**WHAT IS REQUIRED:**
The entries are to be duplicated exactly, though any picture in them must be omitted.

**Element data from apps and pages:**
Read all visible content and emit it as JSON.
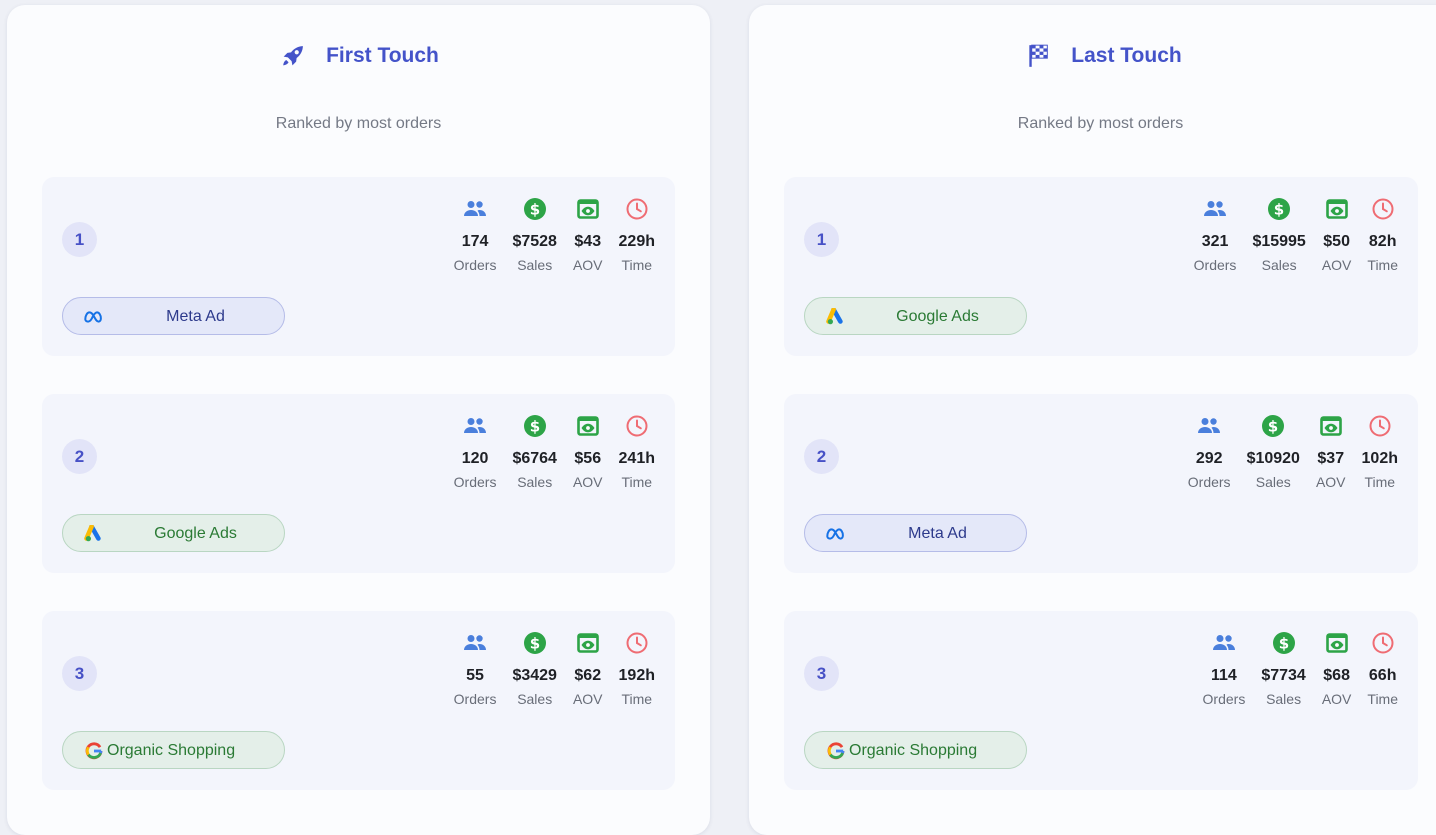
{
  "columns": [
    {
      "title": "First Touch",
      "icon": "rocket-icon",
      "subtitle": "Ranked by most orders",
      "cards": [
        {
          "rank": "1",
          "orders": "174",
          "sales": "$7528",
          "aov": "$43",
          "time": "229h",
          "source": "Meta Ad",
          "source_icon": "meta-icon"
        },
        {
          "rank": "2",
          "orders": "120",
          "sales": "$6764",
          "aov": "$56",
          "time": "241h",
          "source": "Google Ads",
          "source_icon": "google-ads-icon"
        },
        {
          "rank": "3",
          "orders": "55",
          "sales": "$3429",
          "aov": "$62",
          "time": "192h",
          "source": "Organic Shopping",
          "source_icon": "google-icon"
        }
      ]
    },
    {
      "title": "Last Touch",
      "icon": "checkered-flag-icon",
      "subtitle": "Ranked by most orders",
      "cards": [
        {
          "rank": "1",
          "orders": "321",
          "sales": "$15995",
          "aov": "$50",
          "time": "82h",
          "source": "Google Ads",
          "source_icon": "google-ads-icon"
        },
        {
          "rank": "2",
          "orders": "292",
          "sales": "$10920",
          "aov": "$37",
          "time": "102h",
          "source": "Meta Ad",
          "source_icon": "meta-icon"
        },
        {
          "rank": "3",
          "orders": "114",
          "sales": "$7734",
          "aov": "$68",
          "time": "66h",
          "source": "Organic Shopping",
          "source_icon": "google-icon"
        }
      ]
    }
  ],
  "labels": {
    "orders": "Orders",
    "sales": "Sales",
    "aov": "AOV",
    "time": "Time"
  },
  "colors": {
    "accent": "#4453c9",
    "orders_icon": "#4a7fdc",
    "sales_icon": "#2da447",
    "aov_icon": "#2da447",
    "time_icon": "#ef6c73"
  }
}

**ANSWER SPACE:**
Read all visible content and emit it as JSON.
{
  "columns": [
    {
      "title": "First Touch",
      "icon": "rocket-icon",
      "subtitle": "Ranked by most orders",
      "cards": [
        {
          "rank": "1",
          "orders": "174",
          "sales": "$7528",
          "aov": "$43",
          "time": "229h",
          "source": "Meta Ad",
          "source_icon": "meta-icon"
        },
        {
          "rank": "2",
          "orders": "120",
          "sales": "$6764",
          "aov": "$56",
          "time": "241h",
          "source": "Google Ads",
          "source_icon": "google-ads-icon"
        },
        {
          "rank": "3",
          "orders": "55",
          "sales": "$3429",
          "aov": "$62",
          "time": "192h",
          "source": "Organic Shopping",
          "source_icon": "google-icon"
        }
      ]
    },
    {
      "title": "Last Touch",
      "icon": "checkered-flag-icon",
      "subtitle": "Ranked by most orders",
      "cards": [
        {
          "rank": "1",
          "orders": "321",
          "sales": "$15995",
          "aov": "$50",
          "time": "82h",
          "source": "Google Ads",
          "source_icon": "google-ads-icon"
        },
        {
          "rank": "2",
          "orders": "292",
          "sales": "$10920",
          "aov": "$37",
          "time": "102h",
          "source": "Meta Ad",
          "source_icon": "meta-icon"
        },
        {
          "rank": "3",
          "orders": "114",
          "sales": "$7734",
          "aov": "$68",
          "time": "66h",
          "source": "Organic Shopping",
          "source_icon": "google-icon"
        }
      ]
    }
  ],
  "labels": {
    "orders": "Orders",
    "sales": "Sales",
    "aov": "AOV",
    "time": "Time"
  },
  "colors": {
    "accent": "#4453c9",
    "orders_icon": "#4a7fdc",
    "sales_icon": "#2da447",
    "aov_icon": "#2da447",
    "time_icon": "#ef6c73"
  }
}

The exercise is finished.